Word for word, print every entry below.

(Page and application data records)
▼▼▼

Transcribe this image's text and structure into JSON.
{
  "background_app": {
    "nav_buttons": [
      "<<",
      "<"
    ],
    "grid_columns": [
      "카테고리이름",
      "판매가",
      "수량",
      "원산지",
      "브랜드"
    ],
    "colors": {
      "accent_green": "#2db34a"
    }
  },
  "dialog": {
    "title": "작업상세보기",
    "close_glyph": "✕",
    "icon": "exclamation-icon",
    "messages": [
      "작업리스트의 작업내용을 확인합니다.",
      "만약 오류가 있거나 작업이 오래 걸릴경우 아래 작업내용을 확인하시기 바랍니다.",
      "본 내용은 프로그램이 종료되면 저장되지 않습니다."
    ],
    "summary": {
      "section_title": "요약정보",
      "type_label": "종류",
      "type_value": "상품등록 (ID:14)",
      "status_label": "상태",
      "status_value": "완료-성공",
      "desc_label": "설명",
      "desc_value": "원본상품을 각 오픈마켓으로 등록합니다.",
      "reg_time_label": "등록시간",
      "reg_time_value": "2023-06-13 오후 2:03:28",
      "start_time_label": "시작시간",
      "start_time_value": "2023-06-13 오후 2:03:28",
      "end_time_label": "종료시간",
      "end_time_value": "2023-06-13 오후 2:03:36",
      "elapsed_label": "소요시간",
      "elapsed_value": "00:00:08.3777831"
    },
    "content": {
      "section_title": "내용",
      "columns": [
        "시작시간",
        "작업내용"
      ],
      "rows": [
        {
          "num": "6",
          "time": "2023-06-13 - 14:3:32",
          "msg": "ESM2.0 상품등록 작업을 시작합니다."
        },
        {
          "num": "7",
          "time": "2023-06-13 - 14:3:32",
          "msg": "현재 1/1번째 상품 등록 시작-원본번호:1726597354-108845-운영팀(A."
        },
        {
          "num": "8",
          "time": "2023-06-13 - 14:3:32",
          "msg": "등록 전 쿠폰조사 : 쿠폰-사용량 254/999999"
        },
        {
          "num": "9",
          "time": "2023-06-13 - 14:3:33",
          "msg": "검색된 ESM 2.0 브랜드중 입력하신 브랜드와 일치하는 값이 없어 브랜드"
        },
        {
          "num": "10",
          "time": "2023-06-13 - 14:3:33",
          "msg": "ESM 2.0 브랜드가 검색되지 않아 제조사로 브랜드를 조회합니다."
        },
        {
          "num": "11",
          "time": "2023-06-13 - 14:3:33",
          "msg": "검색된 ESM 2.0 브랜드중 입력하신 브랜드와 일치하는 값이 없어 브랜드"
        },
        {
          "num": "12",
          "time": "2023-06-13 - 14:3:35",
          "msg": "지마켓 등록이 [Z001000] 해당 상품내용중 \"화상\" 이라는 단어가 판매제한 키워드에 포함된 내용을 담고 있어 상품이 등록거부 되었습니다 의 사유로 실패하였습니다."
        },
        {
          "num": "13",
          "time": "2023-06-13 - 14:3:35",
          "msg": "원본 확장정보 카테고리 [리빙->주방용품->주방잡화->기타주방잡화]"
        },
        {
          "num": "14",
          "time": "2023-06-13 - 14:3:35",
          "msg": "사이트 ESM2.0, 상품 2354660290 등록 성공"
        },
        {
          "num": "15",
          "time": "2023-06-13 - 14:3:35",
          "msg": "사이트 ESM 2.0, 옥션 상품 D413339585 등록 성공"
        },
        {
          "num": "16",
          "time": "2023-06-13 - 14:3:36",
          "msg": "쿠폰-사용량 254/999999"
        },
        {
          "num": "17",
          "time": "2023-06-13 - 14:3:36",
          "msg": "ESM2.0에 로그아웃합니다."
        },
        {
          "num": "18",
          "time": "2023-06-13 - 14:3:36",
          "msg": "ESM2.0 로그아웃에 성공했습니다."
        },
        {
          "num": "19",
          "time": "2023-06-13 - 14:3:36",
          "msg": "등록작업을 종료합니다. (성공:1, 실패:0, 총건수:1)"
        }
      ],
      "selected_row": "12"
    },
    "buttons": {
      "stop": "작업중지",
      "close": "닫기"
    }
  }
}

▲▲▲

■ Task output ■
Transcribe this image's text and structure into JSON.
{
  "background_app": {
    "nav_buttons": [
      "<<",
      "<"
    ],
    "grid_columns": [
      "카테고리이름",
      "판매가",
      "수량",
      "원산지",
      "브랜드"
    ],
    "colors": {
      "accent_green": "#2db34a"
    }
  },
  "dialog": {
    "title": "작업상세보기",
    "close_glyph": "✕",
    "icon": "exclamation-icon",
    "messages": [
      "작업리스트의 작업내용을 확인합니다.",
      "만약 오류가 있거나 작업이 오래 걸릴경우 아래 작업내용을 확인하시기 바랍니다.",
      "본 내용은 프로그램이 종료되면 저장되지 않습니다."
    ],
    "summary": {
      "section_title": "요약정보",
      "type_label": "종류",
      "type_value": "상품등록 (ID:14)",
      "status_label": "상태",
      "status_value": "완료-성공",
      "desc_label": "설명",
      "desc_value": "원본상품을 각 오픈마켓으로 등록합니다.",
      "reg_time_label": "등록시간",
      "reg_time_value": "2023-06-13 오후 2:03:28",
      "start_time_label": "시작시간",
      "start_time_value": "2023-06-13 오후 2:03:28",
      "end_time_label": "종료시간",
      "end_time_value": "2023-06-13 오후 2:03:36",
      "elapsed_label": "소요시간",
      "elapsed_value": "00:00:08.3777831"
    },
    "content": {
      "section_title": "내용",
      "columns": [
        "시작시간",
        "작업내용"
      ],
      "rows": [
        {
          "num": "6",
          "time": "2023-06-13 - 14:3:32",
          "msg": "ESM2.0 상품등록 작업을 시작합니다."
        },
        {
          "num": "7",
          "time": "2023-06-13 - 14:3:32",
          "msg": "현재 1/1번째 상품 등록 시작-원본번호:1726597354-108845-운영팀(A."
        },
        {
          "num": "8",
          "time": "2023-06-13 - 14:3:32",
          "msg": "등록 전 쿠폰조사 : 쿠폰-사용량 254/999999"
        },
        {
          "num": "9",
          "time": "2023-06-13 - 14:3:33",
          "msg": "검색된 ESM 2.0 브랜드중 입력하신 브랜드와 일치하는 값이 없어 브랜드"
        },
        {
          "num": "10",
          "time": "2023-06-13 - 14:3:33",
          "msg": "ESM 2.0 브랜드가 검색되지 않아 제조사로 브랜드를 조회합니다."
        },
        {
          "num": "11",
          "time": "2023-06-13 - 14:3:33",
          "msg": "검색된 ESM 2.0 브랜드중 입력하신 브랜드와 일치하는 값이 없어 브랜드"
        },
        {
          "num": "12",
          "time": "2023-06-13 - 14:3:35",
          "msg": "지마켓 등록이 [Z001000] 해당 상품내용중 \"화상\" 이라는 단어가 판매제한 키워드에 포함된 내용을 담고 있어 상품이 등록거부 되었습니다 의 사유로 실패하였습니다."
        },
        {
          "num": "13",
          "time": "2023-06-13 - 14:3:35",
          "msg": "원본 확장정보 카테고리 [리빙->주방용품->주방잡화->기타주방잡화]"
        },
        {
          "num": "14",
          "time": "2023-06-13 - 14:3:35",
          "msg": "사이트 ESM2.0, 상품 2354660290 등록 성공"
        },
        {
          "num": "15",
          "time": "2023-06-13 - 14:3:35",
          "msg": "사이트 ESM 2.0, 옥션 상품 D413339585 등록 성공"
        },
        {
          "num": "16",
          "time": "2023-06-13 - 14:3:36",
          "msg": "쿠폰-사용량 254/999999"
        },
        {
          "num": "17",
          "time": "2023-06-13 - 14:3:36",
          "msg": "ESM2.0에 로그아웃합니다."
        },
        {
          "num": "18",
          "time": "2023-06-13 - 14:3:36",
          "msg": "ESM2.0 로그아웃에 성공했습니다."
        },
        {
          "num": "19",
          "time": "2023-06-13 - 14:3:36",
          "msg": "등록작업을 종료합니다. (성공:1, 실패:0, 총건수:1)"
        }
      ],
      "selected_row": "12"
    },
    "buttons": {
      "stop": "작업중지",
      "close": "닫기"
    }
  }
}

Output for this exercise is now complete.